A semi delicate dairy animals’ milk cheddar from the Northern Italian Alps, Fontina is a phenomenal dissolving cheddar that adjusts the corrosiveness of tomato-based sauces with its velvety surface and unpretentious zestiness. Delivered in the Aosta valley only south of Switzerland, this premium Alpine cheddar is the most sweet-smelling of Italian crude milk cheeses, which makes it a go-to element for livening up exemplary pasta dishes like ziti with Soppressata.
Appreciated for its one of a kind tartness, Gorgonzola is a well known Italian bleu cheddar made with dairy animals’ milk from the Piedmont and Lombardy areas of Italy. Created since the ninth century, Gorgonzola comes in two renditions: Dolce, which is sweet and velvety, and Mountain, which is semi-delicate and zesty. The conventional maturing technique creates a shape called Penicillium glaucum, which gives it dashes of blue and an unmistakable chomp.

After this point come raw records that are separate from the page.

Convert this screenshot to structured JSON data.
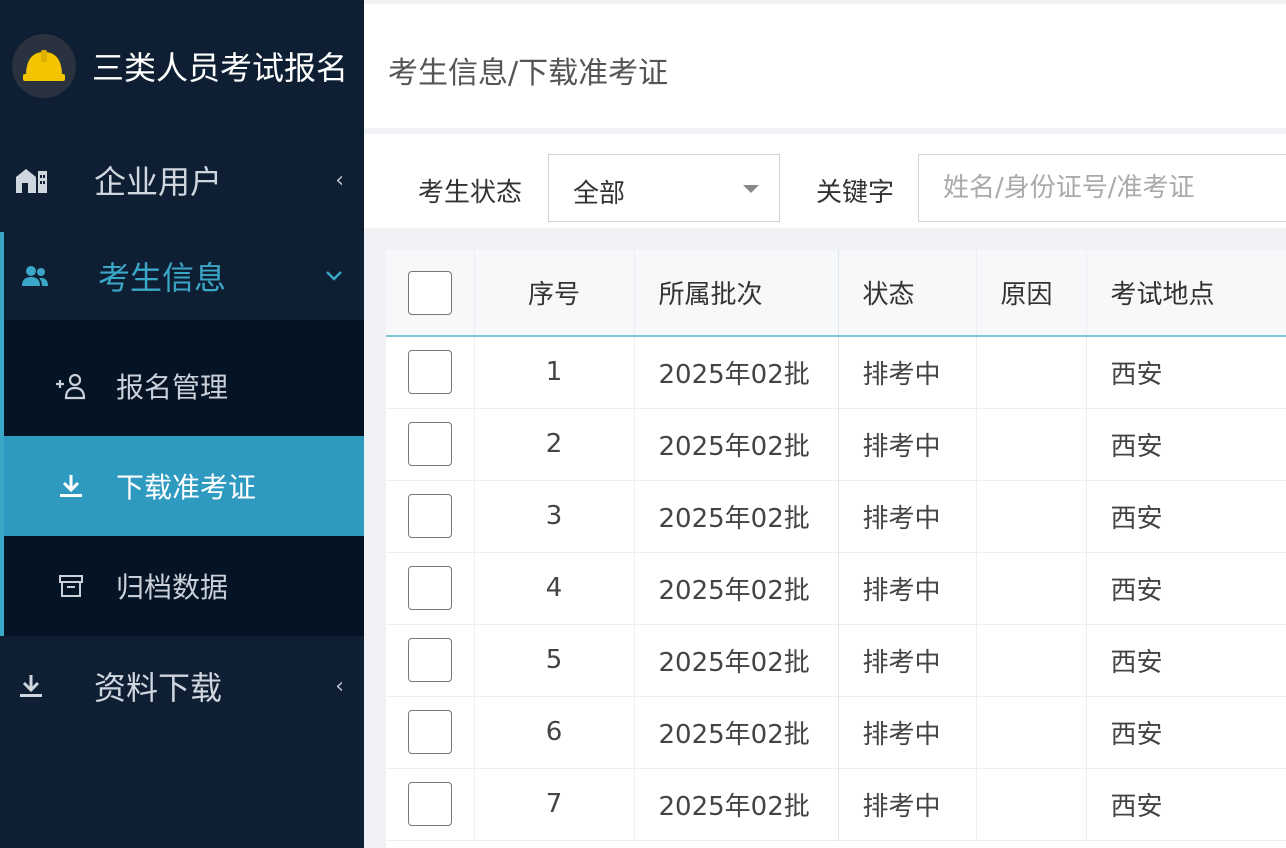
{
  "app": {
    "title": "三类人员考试报名",
    "logo_icon": "hard-hat-icon"
  },
  "sidebar": {
    "items": [
      {
        "label": "企业用户",
        "icon": "building-icon",
        "arrow": "‹"
      },
      {
        "label": "考生信息",
        "icon": "users-icon",
        "arrow": "⌄",
        "expanded": true
      },
      {
        "label": "资料下载",
        "icon": "download-icon",
        "arrow": "‹"
      }
    ],
    "submenu": [
      {
        "label": "报名管理",
        "icon": "add-user-icon"
      },
      {
        "label": "下载准考证",
        "icon": "download-icon",
        "active": true
      },
      {
        "label": "归档数据",
        "icon": "archive-icon"
      }
    ]
  },
  "header": {
    "breadcrumb": "考生信息/下载准考证"
  },
  "filter": {
    "status_label": "考生状态",
    "status_value": "全部",
    "keyword_label": "关键字",
    "keyword_placeholder": "姓名/身份证号/准考证"
  },
  "table": {
    "columns": [
      "序号",
      "所属批次",
      "状态",
      "原因",
      "考试地点"
    ],
    "rows": [
      {
        "seq": "1",
        "batch": "2025年02批",
        "status": "排考中",
        "reason": "",
        "place": "西安"
      },
      {
        "seq": "2",
        "batch": "2025年02批",
        "status": "排考中",
        "reason": "",
        "place": "西安"
      },
      {
        "seq": "3",
        "batch": "2025年02批",
        "status": "排考中",
        "reason": "",
        "place": "西安"
      },
      {
        "seq": "4",
        "batch": "2025年02批",
        "status": "排考中",
        "reason": "",
        "place": "西安"
      },
      {
        "seq": "5",
        "batch": "2025年02批",
        "status": "排考中",
        "reason": "",
        "place": "西安"
      },
      {
        "seq": "6",
        "batch": "2025年02批",
        "status": "排考中",
        "reason": "",
        "place": "西安"
      },
      {
        "seq": "7",
        "batch": "2025年02批",
        "status": "排考中",
        "reason": "",
        "place": "西安"
      }
    ]
  },
  "colors": {
    "sidebar_bg": "#0f1f33",
    "submenu_bg": "#051424",
    "accent": "#2f9ac0",
    "accent_text": "#3aa7c7",
    "logo_yellow": "#f5c400"
  }
}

Delicate and brittle, Gorgonzola adds a punch of flavor to dressings, servings of mixed greens, and pastas.